Search the entries below for the word "title" and copy each line that has it.

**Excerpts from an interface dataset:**
%%

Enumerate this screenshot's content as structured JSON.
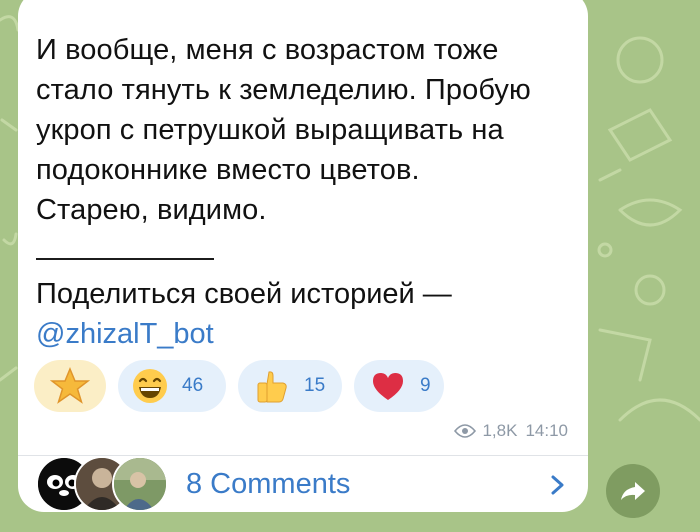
{
  "message": {
    "lines": [
      "И вообще, меня с возрастом тоже",
      "стало тянуть к земледелию. Пробую",
      "укроп с петрушкой выращивать на",
      "подоконнике вместо цветов.",
      "Старею, видимо."
    ],
    "separator": "___________",
    "share_prompt": "Поделиться своей историей —",
    "bot_link": "@zhizalT_bot"
  },
  "reactions": [
    {
      "emoji": "star",
      "count": ""
    },
    {
      "emoji": "grinning-face",
      "count": "46"
    },
    {
      "emoji": "thumbs-up",
      "count": "15"
    },
    {
      "emoji": "red-heart",
      "count": "9"
    }
  ],
  "meta": {
    "views": "1,8K",
    "time": "14:10"
  },
  "comments": {
    "label": "8 Comments"
  },
  "colors": {
    "accent": "#3a7bc8",
    "bubble": "#ffffff",
    "wallpaper": "#a8c488",
    "reaction_bg": "#e5f0fb",
    "share_button": "#7f9c61"
  }
}
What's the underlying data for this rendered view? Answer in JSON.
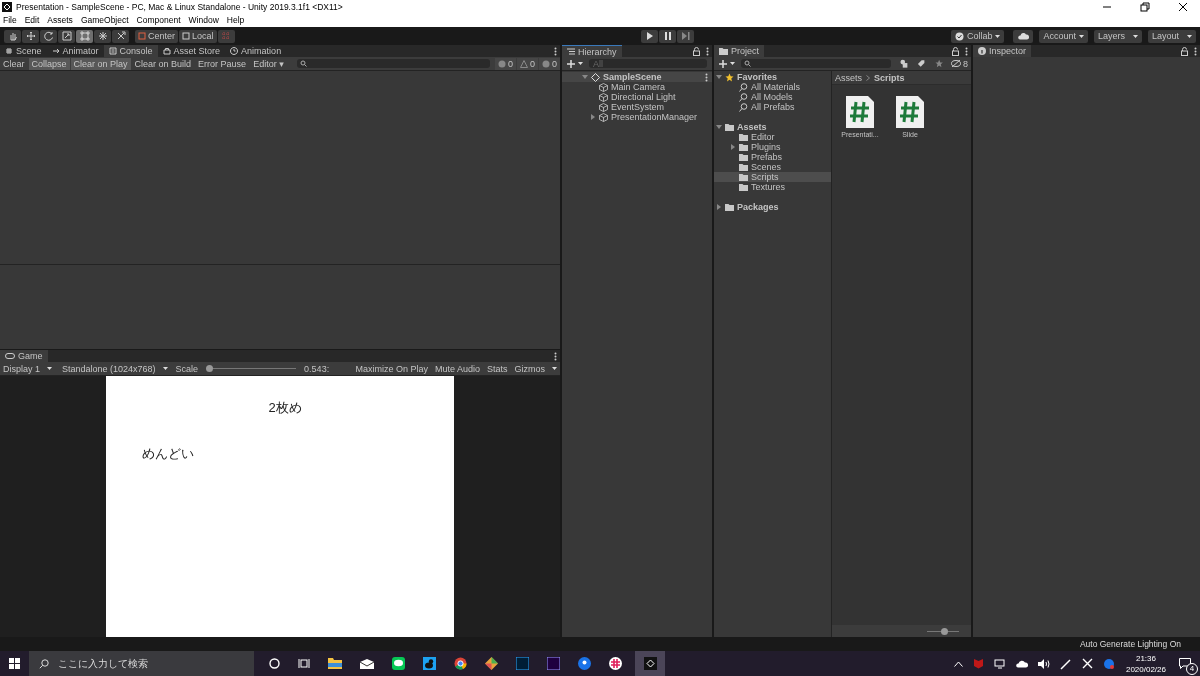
{
  "window": {
    "title": "Presentation - SampleScene - PC, Mac & Linux Standalone - Unity 2019.3.1f1 <DX11>"
  },
  "menu": [
    "File",
    "Edit",
    "Assets",
    "GameObject",
    "Component",
    "Window",
    "Help"
  ],
  "toolbar": {
    "tools": [
      {
        "selected": false
      },
      {
        "selected": false
      },
      {
        "selected": false
      },
      {
        "selected": false
      },
      {
        "selected": true
      },
      {
        "selected": false
      },
      {
        "selected": false
      }
    ],
    "pivot": [
      "Center",
      "Local"
    ],
    "right": [
      {
        "label": "Collab",
        "kind": "collab"
      },
      {
        "label": "Account",
        "kind": "dropdown"
      },
      {
        "label": "Layers",
        "kind": "dropdown"
      },
      {
        "label": "Layout",
        "kind": "dropdown"
      }
    ]
  },
  "console": {
    "tabs": [
      {
        "label": "Scene",
        "selected": false
      },
      {
        "label": "Animator",
        "selected": false
      },
      {
        "label": "Console",
        "selected": true
      },
      {
        "label": "Asset Store",
        "selected": false
      },
      {
        "label": "Animation",
        "selected": false
      }
    ],
    "buttons": [
      {
        "label": "Clear",
        "on": false
      },
      {
        "label": "Collapse",
        "on": true
      },
      {
        "label": "Clear on Play",
        "on": true
      },
      {
        "label": "Clear on Build",
        "on": false
      },
      {
        "label": "Error Pause",
        "on": false
      },
      {
        "label": "Editor ▾",
        "on": false
      }
    ],
    "counts": [
      "0",
      "0",
      "0"
    ]
  },
  "hierarchy": {
    "title": "Hierarchy",
    "search": {
      "placeholder": "All"
    },
    "scene": "SampleScene",
    "objects": [
      {
        "label": "Main Camera"
      },
      {
        "label": "Directional Light"
      },
      {
        "label": "EventSystem"
      },
      {
        "label": "PresentationManager",
        "expanded": false
      }
    ]
  },
  "project": {
    "title": "Project",
    "hidden_count": "8",
    "tree": [
      {
        "label": "Favorites",
        "kind": "favorites",
        "expanded": true,
        "selected": false,
        "children": [
          {
            "label": "All Materials",
            "kind": "search",
            "selected": false
          },
          {
            "label": "All Models",
            "kind": "search",
            "selected": false
          },
          {
            "label": "All Prefabs",
            "kind": "search",
            "selected": false
          }
        ]
      },
      {
        "label": "Assets",
        "kind": "folder",
        "expanded": true,
        "selected": false,
        "children": [
          {
            "label": "Editor",
            "kind": "folder",
            "selected": false
          },
          {
            "label": "Plugins",
            "kind": "folder",
            "expanded": false,
            "selected": false
          },
          {
            "label": "Prefabs",
            "kind": "folder",
            "selected": false
          },
          {
            "label": "Scenes",
            "kind": "folder",
            "selected": false
          },
          {
            "label": "Scripts",
            "kind": "folder",
            "selected": true
          },
          {
            "label": "Textures",
            "kind": "folder",
            "selected": false
          }
        ]
      },
      {
        "label": "Packages",
        "kind": "folder",
        "expanded": false,
        "selected": false
      }
    ],
    "breadcrumb": [
      "Assets",
      "Scripts"
    ],
    "files": [
      "Presentati...",
      "Slide"
    ],
    "zoom": {
      "level": 0.55
    }
  },
  "inspector": {
    "title": "Inspector"
  },
  "game": {
    "tab": "Game",
    "display": "Display 1",
    "resolution": "Standalone (1024x768)",
    "scale": {
      "label": "Scale",
      "level": 0,
      "reading": "0.543:"
    },
    "buttons": [
      "Maximize On Play",
      "Mute Audio",
      "Stats",
      "Gizmos"
    ],
    "slide": {
      "title": "2枚め",
      "body": "めんどい"
    }
  },
  "status_bar": "Auto Generate Lighting On",
  "taskbar": {
    "search": {
      "placeholder": "ここに入力して検索"
    },
    "time": "21:36",
    "date": "2020/02/26",
    "notifications": "4"
  }
}
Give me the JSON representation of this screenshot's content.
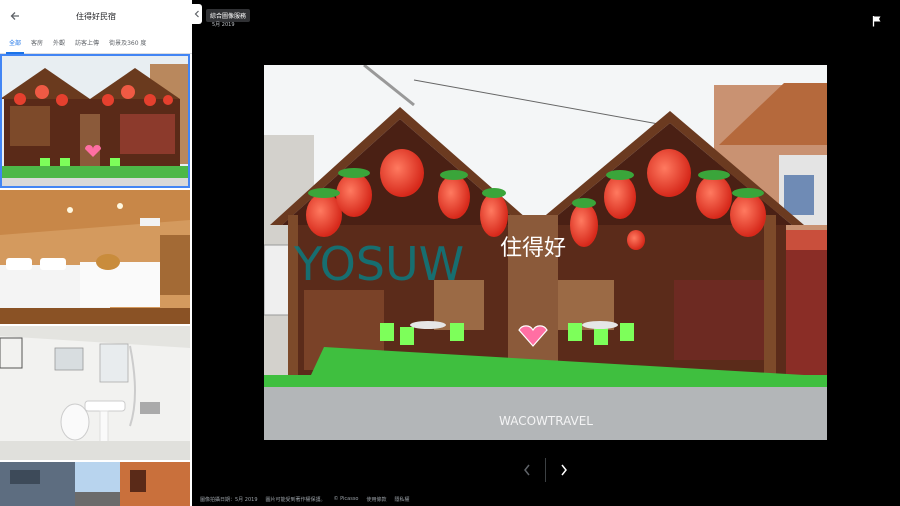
{
  "panel": {
    "title": "住得好民宿",
    "tabs": [
      "全部",
      "客房",
      "外觀",
      "訪客上傳",
      "街景及360 度"
    ],
    "active_tab": 0
  },
  "source": {
    "tooltip": "綜合圖像服務",
    "date": "5月 2019"
  },
  "photo": {
    "sign_text": "住得好",
    "watermark_overlay": "YOSUW",
    "watermark_bottom": "WACOWTRAVEL"
  },
  "footer": {
    "items": [
      "圖像拍攝日期：5月 2019",
      "圖片可能受到著作權保護。",
      "© Picasso",
      "使用條款",
      "隱私權"
    ]
  },
  "colors": {
    "accent": "#1a73e8",
    "selected_outline": "#4285f4"
  }
}
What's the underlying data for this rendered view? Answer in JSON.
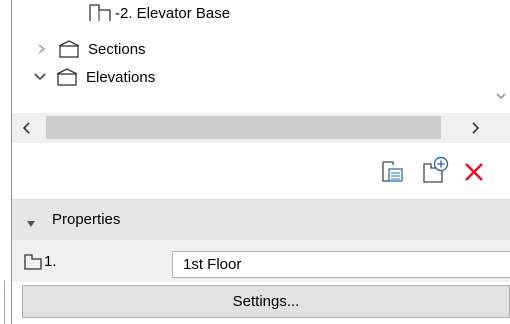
{
  "tree": {
    "items": [
      {
        "label": "-2. Elevator Base",
        "icon": "story-icon"
      },
      {
        "label": "Sections",
        "icon": "section-folder-icon",
        "expanded": false
      },
      {
        "label": "Elevations",
        "icon": "elevation-folder-icon",
        "expanded": true
      }
    ]
  },
  "toolbar": {
    "icons": [
      "view-settings-icon",
      "new-story-icon",
      "delete-icon"
    ],
    "delete_color": "#e81123"
  },
  "properties": {
    "header_label": "Properties",
    "story_number": "1.",
    "story_name": "1st Floor",
    "settings_label": "Settings..."
  }
}
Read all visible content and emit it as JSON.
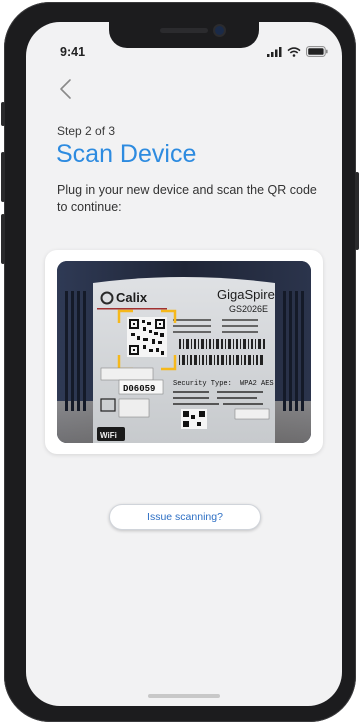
{
  "status": {
    "time": "9:41"
  },
  "header": {
    "step": "Step 2 of 3",
    "title": "Scan Device"
  },
  "instructions": "Plug in your new device and scan the QR code to continue:",
  "device": {
    "brand": "Calix",
    "model_name": "GigaSpire",
    "model_number": "GS2026E",
    "label_code": "D06059",
    "security_type_label": "Security Type:",
    "security_type_value": "WPA2 AES",
    "wifi_label": "WiFi"
  },
  "actions": {
    "issue_label": "Issue scanning?"
  },
  "colors": {
    "accent": "#2d8be0",
    "scan_frame": "#f5b81c",
    "device_body": "#1f2536"
  },
  "icons": {
    "back": "chevron-left-icon",
    "signal": "signal-icon",
    "wifi": "wifi-icon",
    "battery": "battery-icon"
  }
}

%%

**Written answer:**
    "title": "Presentation - SampleScene - PC, Mac & Linux Standalone - Unity 2019.3.1f1 <DX11>"
    "title": "Hierarchy",
    "title": "Project",
    "title": "Inspector"
      "title": "2枚め",
    "title": "住得好民宿",
    "title": "Scan Device"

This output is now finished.